Hidden Database Costs
AWS can be very costly, especially if no one is watching the monthly spend. In this case, one database drove up costs to astronomical new highs due to a single lambda running regularly and reading the entire database. The lambda was supposed to delete old data, but had a bug which meant it never deleted anything. Several months of operating the system meant a lot of data had piled up and so did the costs. The fix was simple enough to apply and we added additional monitoring to catch cases of runaway costs.
Similar experiences have been had before with runaway costs on clustered databases like MarkLogic. Normally a well-built index will be able to efficiently query the right data on the right node, but if the index is missing, MarkLogic will pull all the data across from the other node to evaluate it. This can drive up some eye-wateringly high data transfer prices in AWS and as such we now always monitor data transfer costs to ensure we haven’t missed an index.
Our next issue is about users appearing to be logged in as other users. The system in question used CloudFront CDN to reduce server load and response times. The CDN differentiated between authenticated and unauthenticated users so different pages could be served for users who were authenticated.
The system made use of various headers set by lambdas to differentiate between authenticated and unauthenticated users. The problem arose when session handling was changed and the identifier used was accidentally stored within the CDN. This caused an issue where a user could load a page with a set-cookie header that set the identifier used for a different user’s session.
The team solved this bug by tweaking the edge lambdas to ensure only non-user specific data was cached. Caching in authenticated contexts can be challenging and need to be very carefully considered how they will be used reliably.
Deactivate / Activate
In this bug the business asked for a feature where user accounts could have a deactivated time set in the future that when reached, the user would be considered inactive and unable to access the system. This feature was implemented with a computed field in the SQL server which could be used to determine if the user is active or not.
As the system was already in use, migration scripts were developed to update the database. These needed to be applied in a certain order, however, deployment practices for this system meant that someone else applied the scripts and ended up causing an error where all users ended up deactivated preventing any users from accessing the system. To restore service, the database was rolled back and ultimately the feature was abandoned as too risky by the business.

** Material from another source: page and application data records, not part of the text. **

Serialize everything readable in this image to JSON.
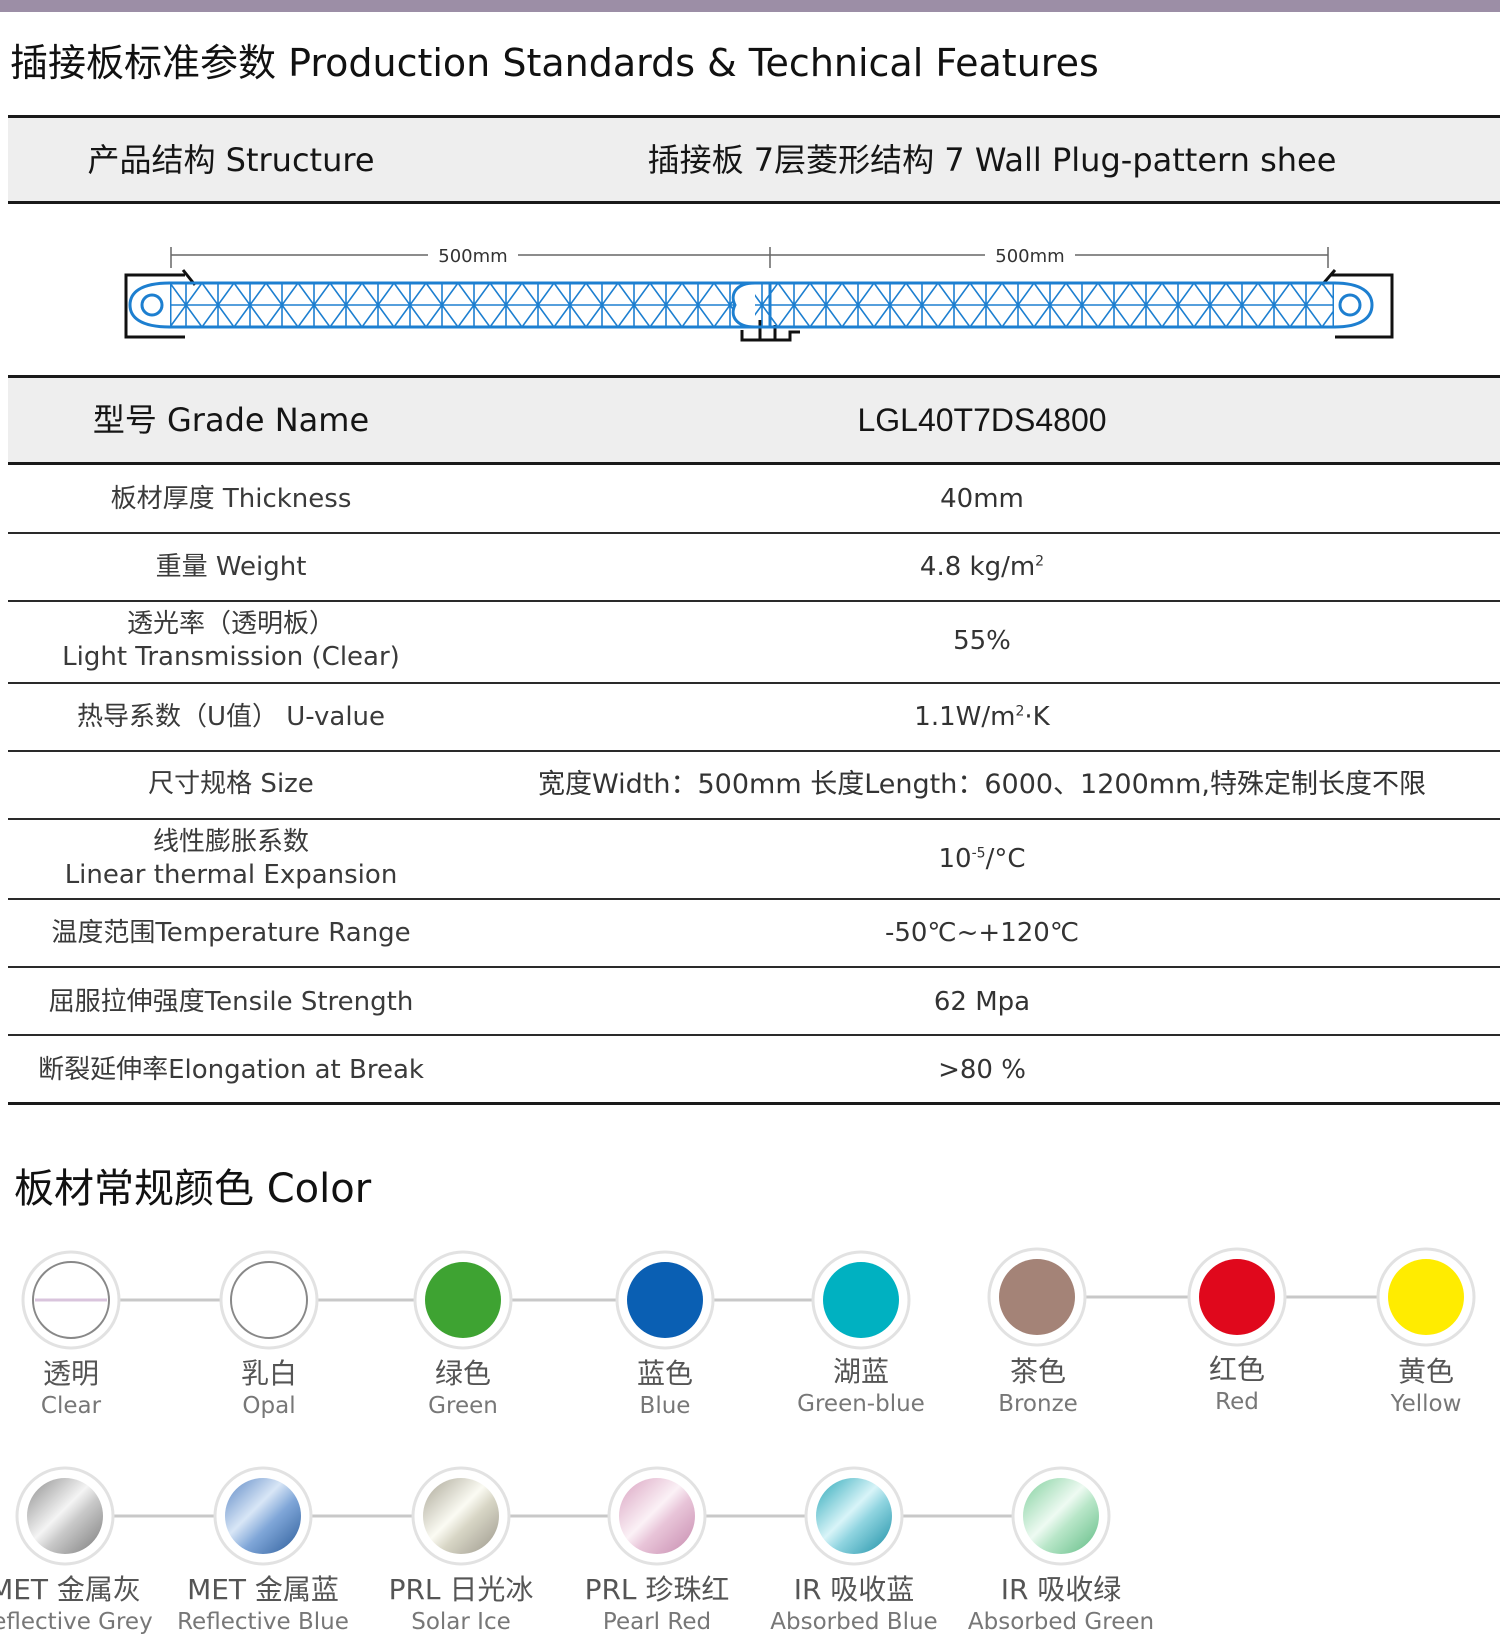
{
  "page_title": "插接板标准参数 Production Standards & Technical Features",
  "structure": {
    "label": "产品结构 Structure",
    "value": "插接板 7层菱形结构 7 Wall Plug-pattern shee",
    "dim_left": "500mm",
    "dim_right": "500mm"
  },
  "grade": {
    "label": "型号  Grade Name",
    "value": "LGL40T7DS4800"
  },
  "specs": {
    "thickness": {
      "label": "板材厚度  Thickness",
      "value": "40mm"
    },
    "weight": {
      "label": "重量  Weight",
      "value": "4.8 kg/m",
      "sup": "2"
    },
    "light": {
      "label_cn": "透光率（透明板）",
      "label_en": "Light Transmission (Clear)",
      "value": "55%"
    },
    "uvalue": {
      "label": "热导系数（U值）  U-value",
      "value_a": "1.1W/m",
      "sup": "2",
      "value_b": "·K"
    },
    "size": {
      "label": "尺寸规格  Size",
      "value": "宽度Width：500mm   长度Length：6000、1200mm,特殊定制长度不限"
    },
    "expansion": {
      "label_cn": "线性膨胀系数",
      "label_en": "Linear thermal Expansion",
      "value_a": "10",
      "sup": "-5",
      "value_b": "/°C"
    },
    "temperature": {
      "label": "温度范围Temperature Range",
      "value": "-50℃~+120℃"
    },
    "tensile": {
      "label": "屈服拉伸强度Tensile Strength",
      "value": "62 Mpa"
    },
    "elongation": {
      "label": "断裂延伸率Elongation at Break",
      "value": ">80 %"
    }
  },
  "color_title": "板材常规颜色 Color",
  "colors_row1": [
    {
      "cn": "透明",
      "en": "Clear",
      "hex": "#ffffff"
    },
    {
      "cn": "乳白",
      "en": "Opal",
      "hex": "#ffffff"
    },
    {
      "cn": "绿色",
      "en": "Green",
      "hex": "#3ea332"
    },
    {
      "cn": "蓝色",
      "en": "Blue",
      "hex": "#0a5fb3"
    },
    {
      "cn": "湖蓝",
      "en": "Green-blue",
      "hex": "#00b1c1"
    },
    {
      "cn": "茶色",
      "en": "Bronze",
      "hex": "#a48377"
    },
    {
      "cn": "红色",
      "en": "Red",
      "hex": "#e0081c"
    },
    {
      "cn": "黄色",
      "en": "Yellow",
      "hex": "#ffec00"
    }
  ],
  "colors_row2": [
    {
      "cn": "MET 金属灰",
      "en": "Reflective Grey"
    },
    {
      "cn": "MET 金属蓝",
      "en": "Reflective Blue"
    },
    {
      "cn": "PRL 日光冰",
      "en": "Solar Ice"
    },
    {
      "cn": "PRL 珍珠红",
      "en": "Pearl Red"
    },
    {
      "cn": "IR 吸收蓝",
      "en": "Absorbed Blue"
    },
    {
      "cn": "IR 吸收绿",
      "en": "Absorbed Green"
    }
  ]
}
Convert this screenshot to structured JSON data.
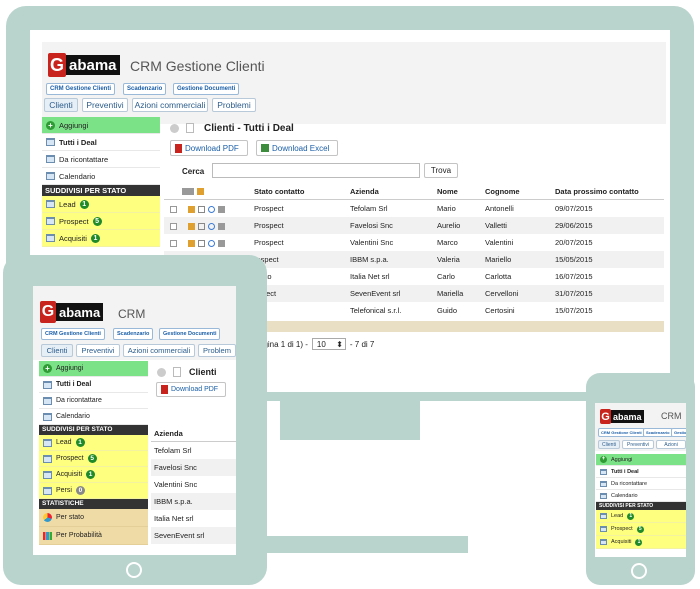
{
  "app": {
    "logo_g": "G",
    "logo_text": "abama",
    "title": "CRM Gestione Clienti",
    "title_short": "CRM"
  },
  "topbar": {
    "crm": "CRM Gestione Clienti",
    "scad": "Scadenzario",
    "doc": "Gestione Documenti",
    "doc_short": "Gestione Documenti",
    "doc_tiny": "Gestione"
  },
  "tabs": [
    "Clienti",
    "Preventivi",
    "Azioni commerciali",
    "Problemi"
  ],
  "tabs_tablet": [
    "Clienti",
    "Preventivi",
    "Azioni commerciali",
    "Problem"
  ],
  "tabs_phone": [
    "Clienti",
    "Preventivi",
    "Azioni"
  ],
  "sidebar": {
    "add": "Aggiungi",
    "all": "Tutti i Deal",
    "callback": "Da ricontattare",
    "calendar": "Calendario",
    "state_header": "SUDDIVISI PER STATO",
    "states": [
      {
        "label": "Lead",
        "count": "1"
      },
      {
        "label": "Prospect",
        "count": "5"
      },
      {
        "label": "Acquisiti",
        "count": "1"
      },
      {
        "label": "Persi",
        "count": "0"
      }
    ],
    "stats_header": "STATISTICHE",
    "stat1": "Per stato",
    "stat2": "Per Probabilità"
  },
  "main": {
    "heading": "Clienti - Tutti i Deal",
    "heading_short": "Clienti",
    "pdf": "Download PDF",
    "excel": "Download Excel",
    "search_label": "Cerca",
    "search_value": "",
    "search_btn": "Trova",
    "columns": [
      "Stato contatto",
      "Azienda",
      "Nome",
      "Cognome",
      "Data prossimo contatto"
    ],
    "rows": [
      [
        "Prospect",
        "Tefolam Srl",
        "Mario",
        "Antonelli",
        "09/07/2015"
      ],
      [
        "Prospect",
        "Favelosi Snc",
        "Aurelio",
        "Valletti",
        "29/06/2015"
      ],
      [
        "Prospect",
        "Valentini Snc",
        "Marco",
        "Valentini",
        "20/07/2015"
      ],
      [
        "rospect",
        "IBBM s.p.a.",
        "Valeria",
        "Mariello",
        "15/05/2015"
      ],
      [
        "uisito",
        "Italia Net srl",
        "Carlo",
        "Carlotta",
        "16/07/2015"
      ],
      [
        "ospect",
        "SevenEvent srl",
        "Mariella",
        "Cervelloni",
        "31/07/2015"
      ],
      [
        "ad",
        "Telefonical s.r.l.",
        "Guido",
        "Certosini",
        "15/07/2015"
      ]
    ],
    "pagination": "agina 1 di 1) -",
    "page_size": "10",
    "page_range": "- 7 di 7"
  },
  "tablet": {
    "col": "Azienda",
    "rows": [
      "Tefolam Srl",
      "Favelosi Snc",
      "Valentini Snc",
      "IBBM s.p.a.",
      "Italia Net srl",
      "SevenEvent srl"
    ]
  },
  "colors": {
    "device": "#b9d3cd",
    "green": "#7ce287",
    "yellow": "#ffff7f",
    "beige": "#efdba6",
    "header": "#333333",
    "brand_red": "#c9231d"
  }
}
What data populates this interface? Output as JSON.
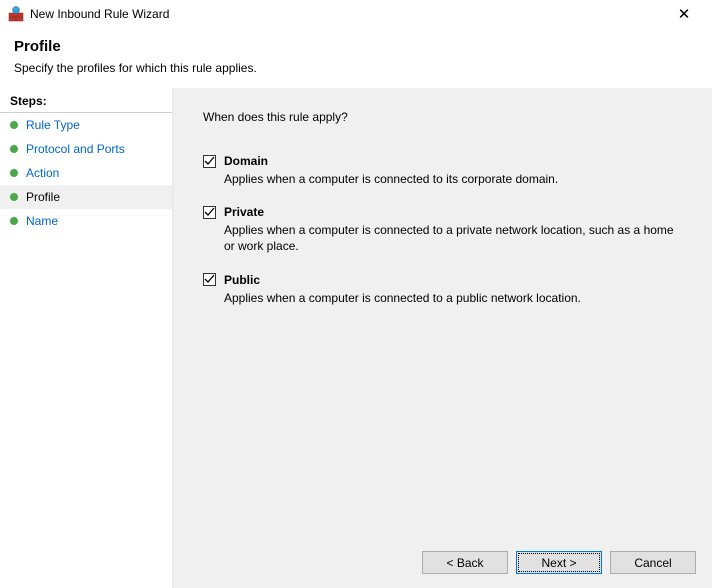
{
  "window": {
    "title": "New Inbound Rule Wizard"
  },
  "header": {
    "title": "Profile",
    "subtitle": "Specify the profiles for which this rule applies."
  },
  "sidebar": {
    "steps_label": "Steps:",
    "items": [
      {
        "label": "Rule Type",
        "state": "link"
      },
      {
        "label": "Protocol and Ports",
        "state": "link"
      },
      {
        "label": "Action",
        "state": "link"
      },
      {
        "label": "Profile",
        "state": "current"
      },
      {
        "label": "Name",
        "state": "link"
      }
    ]
  },
  "main": {
    "question": "When does this rule apply?",
    "options": [
      {
        "key": "domain",
        "label": "Domain",
        "checked": true,
        "desc": "Applies when a computer is connected to its corporate domain."
      },
      {
        "key": "private",
        "label": "Private",
        "checked": true,
        "desc": "Applies when a computer is connected to a private network location, such as a home or work place."
      },
      {
        "key": "public",
        "label": "Public",
        "checked": true,
        "desc": "Applies when a computer is connected to a public network location."
      }
    ]
  },
  "buttons": {
    "back": "< Back",
    "next": "Next >",
    "cancel": "Cancel"
  }
}
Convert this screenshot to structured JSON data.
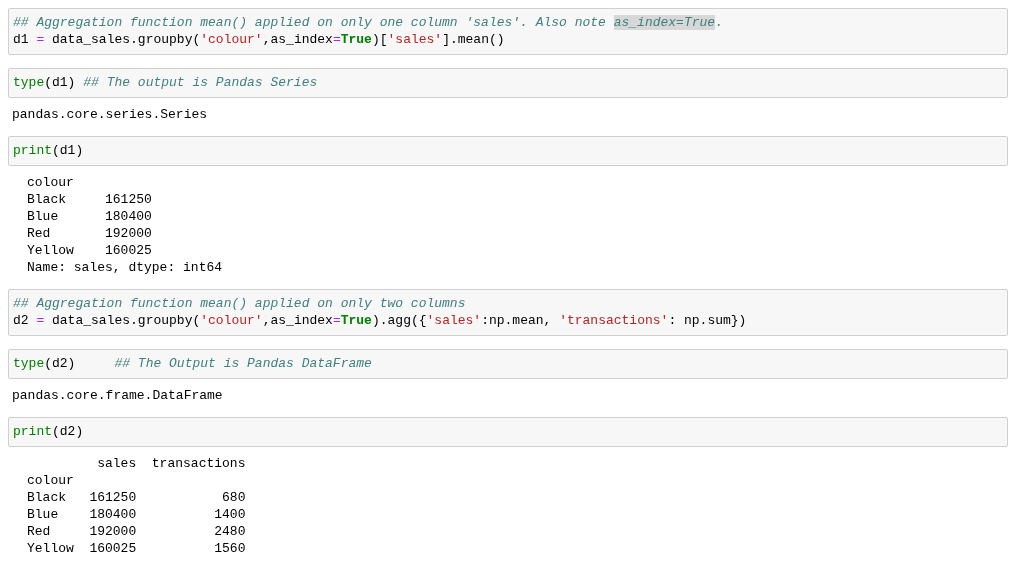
{
  "cells": [
    {
      "input": [
        [
          {
            "kind": "comment",
            "text": "## Aggregation function mean() applied on only one column 'sales'. Also note "
          },
          {
            "kind": "highlight",
            "text": "as_index=True"
          },
          {
            "kind": "comment",
            "text": "."
          }
        ],
        [
          {
            "kind": "plain",
            "text": "d1 "
          },
          {
            "kind": "operator",
            "text": "="
          },
          {
            "kind": "plain",
            "text": " data_sales.groupby("
          },
          {
            "kind": "string",
            "text": "'colour'"
          },
          {
            "kind": "plain",
            "text": ",as_index"
          },
          {
            "kind": "operator",
            "text": "="
          },
          {
            "kind": "keyword",
            "text": "True"
          },
          {
            "kind": "plain",
            "text": ")["
          },
          {
            "kind": "string",
            "text": "'sales'"
          },
          {
            "kind": "plain",
            "text": "].mean()"
          }
        ]
      ]
    },
    {
      "input": [
        [
          {
            "kind": "builtin",
            "text": "type"
          },
          {
            "kind": "plain",
            "text": "(d1) "
          },
          {
            "kind": "comment",
            "text": "## The output is Pandas Series"
          }
        ]
      ],
      "output": {
        "kind": "result",
        "lines": [
          "pandas.core.series.Series"
        ]
      }
    },
    {
      "input": [
        [
          {
            "kind": "builtin",
            "text": "print"
          },
          {
            "kind": "plain",
            "text": "(d1)"
          }
        ]
      ],
      "output": {
        "kind": "stream",
        "lines": [
          "colour",
          "Black     161250",
          "Blue      180400",
          "Red       192000",
          "Yellow    160025",
          "Name: sales, dtype: int64"
        ]
      }
    },
    {
      "input": [
        [
          {
            "kind": "comment",
            "text": "## Aggregation function mean() applied on only two columns"
          }
        ],
        [
          {
            "kind": "plain",
            "text": "d2 "
          },
          {
            "kind": "operator",
            "text": "="
          },
          {
            "kind": "plain",
            "text": " data_sales.groupby("
          },
          {
            "kind": "string",
            "text": "'colour'"
          },
          {
            "kind": "plain",
            "text": ",as_index"
          },
          {
            "kind": "operator",
            "text": "="
          },
          {
            "kind": "keyword",
            "text": "True"
          },
          {
            "kind": "plain",
            "text": ").agg({"
          },
          {
            "kind": "string",
            "text": "'sales'"
          },
          {
            "kind": "plain",
            "text": ":np.mean, "
          },
          {
            "kind": "string",
            "text": "'transactions'"
          },
          {
            "kind": "plain",
            "text": ": np.sum})"
          }
        ]
      ]
    },
    {
      "input": [
        [
          {
            "kind": "builtin",
            "text": "type"
          },
          {
            "kind": "plain",
            "text": "(d2)     "
          },
          {
            "kind": "comment",
            "text": "## The Output is Pandas DataFrame"
          }
        ]
      ],
      "output": {
        "kind": "result",
        "lines": [
          "pandas.core.frame.DataFrame"
        ]
      }
    },
    {
      "input": [
        [
          {
            "kind": "builtin",
            "text": "print"
          },
          {
            "kind": "plain",
            "text": "(d2)"
          }
        ]
      ],
      "output": {
        "kind": "stream",
        "lines": [
          "         sales  transactions",
          "colour                      ",
          "Black   161250           680",
          "Blue    180400          1400",
          "Red     192000          2480",
          "Yellow  160025          1560"
        ]
      }
    }
  ]
}
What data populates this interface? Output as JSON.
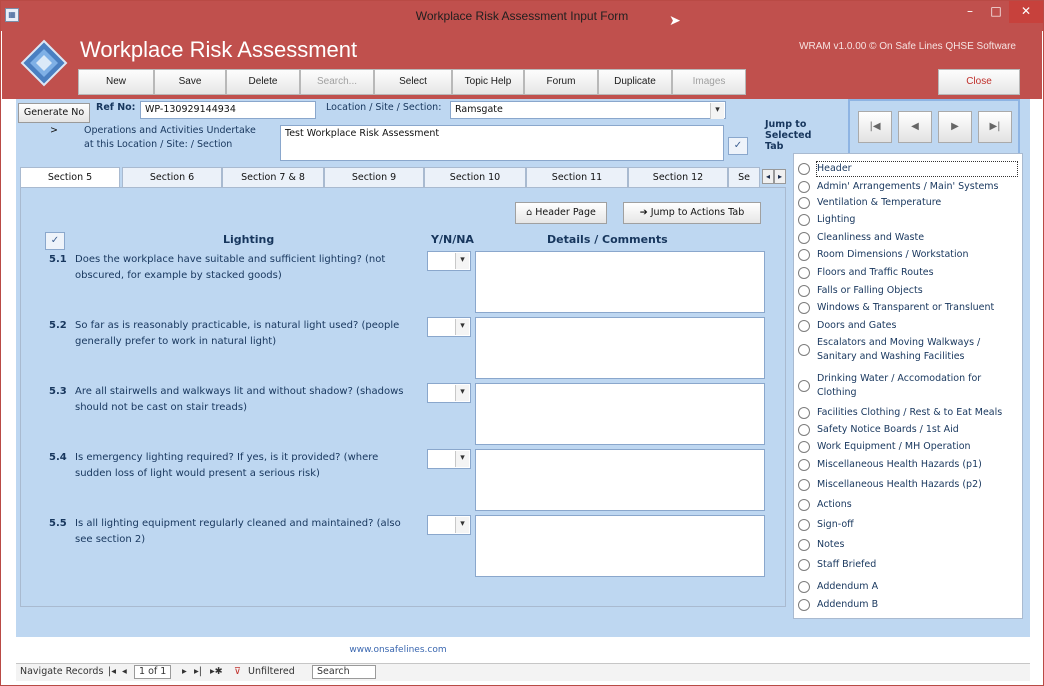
{
  "window": {
    "title": "Workplace Risk Assessment Input Form",
    "minimize": "–",
    "maximize": "□",
    "close": "✕"
  },
  "header": {
    "app_title": "Workplace Risk Assessment",
    "version": "WRAM v1.0.00 © On Safe Lines QHSE Software",
    "toolbar": {
      "new": "New",
      "save": "Save",
      "delete": "Delete",
      "search": "Search...",
      "select": "Select",
      "topic_help": "Topic Help",
      "forum": "Forum",
      "duplicate": "Duplicate",
      "images": "Images",
      "close": "Close"
    }
  },
  "form": {
    "generate_no": "Generate No >",
    "ref_label": "Ref No:",
    "ref_value": "WP-130929144934",
    "location_label": "Location / Site / Section:",
    "location_value": "Ramsgate",
    "ops_label_line1": "Operations and Activities Undertake",
    "ops_label_line2": "at this Location / Site: / Section",
    "ops_value": "Test Workplace Risk Assessment",
    "jump_to_tab": [
      "Jump to",
      "Selected",
      "Tab"
    ]
  },
  "tabs": [
    "Section 5",
    "Section 6",
    "Section 7 & 8",
    "Section 9",
    "Section 10",
    "Section 11",
    "Section 12",
    "Se"
  ],
  "panel": {
    "header_page_btn": "Header Page",
    "jump_actions_btn": "Jump to Actions Tab",
    "section_title": "Lighting",
    "yn_header": "Y/N/NA",
    "details_header": "Details / Comments",
    "questions": [
      {
        "num": "5.1",
        "text": "Does the workplace have suitable and sufficient lighting? (not obscured, for example by stacked goods)"
      },
      {
        "num": "5.2",
        "text": "So far as is reasonably practicable, is natural light used? (people generally prefer to work in natural light)"
      },
      {
        "num": "5.3",
        "text": "Are all stairwells and walkways lit and without shadow? (shadows should not be cast on stair treads)"
      },
      {
        "num": "5.4",
        "text": "Is emergency lighting required? If yes, is it provided? (where sudden loss of light would present a serious risk)"
      },
      {
        "num": "5.5",
        "text": "Is all lighting equipment regularly cleaned and maintained? (also see section 2)"
      }
    ]
  },
  "jump_list": [
    "Header",
    "Admin' Arrangements / Main' Systems",
    "Ventilation & Temperature",
    "Lighting",
    "Cleanliness and Waste",
    "Room Dimensions / Workstation",
    "Floors and Traffic Routes",
    "Falls or Falling Objects",
    "Windows & Transparent or Transluent",
    "Doors and Gates",
    "Escalators and Moving Walkways / Sanitary and Washing Facilities",
    "Drinking Water / Accomodation for Clothing",
    "Facilities Clothing / Rest & to Eat Meals",
    "Safety Notice Boards / 1st Aid",
    "Work Equipment / MH Operation",
    "Miscellaneous Health Hazards (p1)",
    "Miscellaneous Health Hazards (p2)",
    "Actions",
    "Sign-off",
    "Notes",
    "Staff Briefed",
    "Addendum A",
    "Addendum B"
  ],
  "footer": {
    "url": "www.onsafelines.com"
  },
  "status": {
    "navigate": "Navigate Records",
    "record": "1 of 1",
    "filter": "Unfiltered",
    "search": "Search"
  },
  "colors": {
    "brand": "#c0504d",
    "form_bg": "#bed7f1",
    "label": "#17365d"
  }
}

Some viewed this as an example of why services should be responsible for their own database state and handle database migrations automatically.
Creating Bugs for Google to Index
Magic links can be a very useful feature for making authenticated access to a website easy, as long as these urls remain private to the correct user. In one case the url got cached by Google including the authentication token meaning anyone who could find the link would be able to access the authenticated content! This was fixed by asking Google to remove the URL, invalidating the token in the database and ensuring metadata was added to appropriate pages to prevent bots from indexing pages.
Another Google based bug next; after building a new system, the old one needed to be retired and part of this involved setting up permanent redirects to the new system. However, Google continues to serve up the old site’s urls as opposed to the new system’s urls, and a fix is still being worked out. A lesson learned on how important it is to carefully consider how search engines will crawl and store web sites.
As we see, failures can come from any number of sources, including ourselves. Bugs are a perfectly normal occurrence and working through them is an unavoidable part of building a robust system. By not fearing them, we can become more adept at fixing them and build better systems as a result.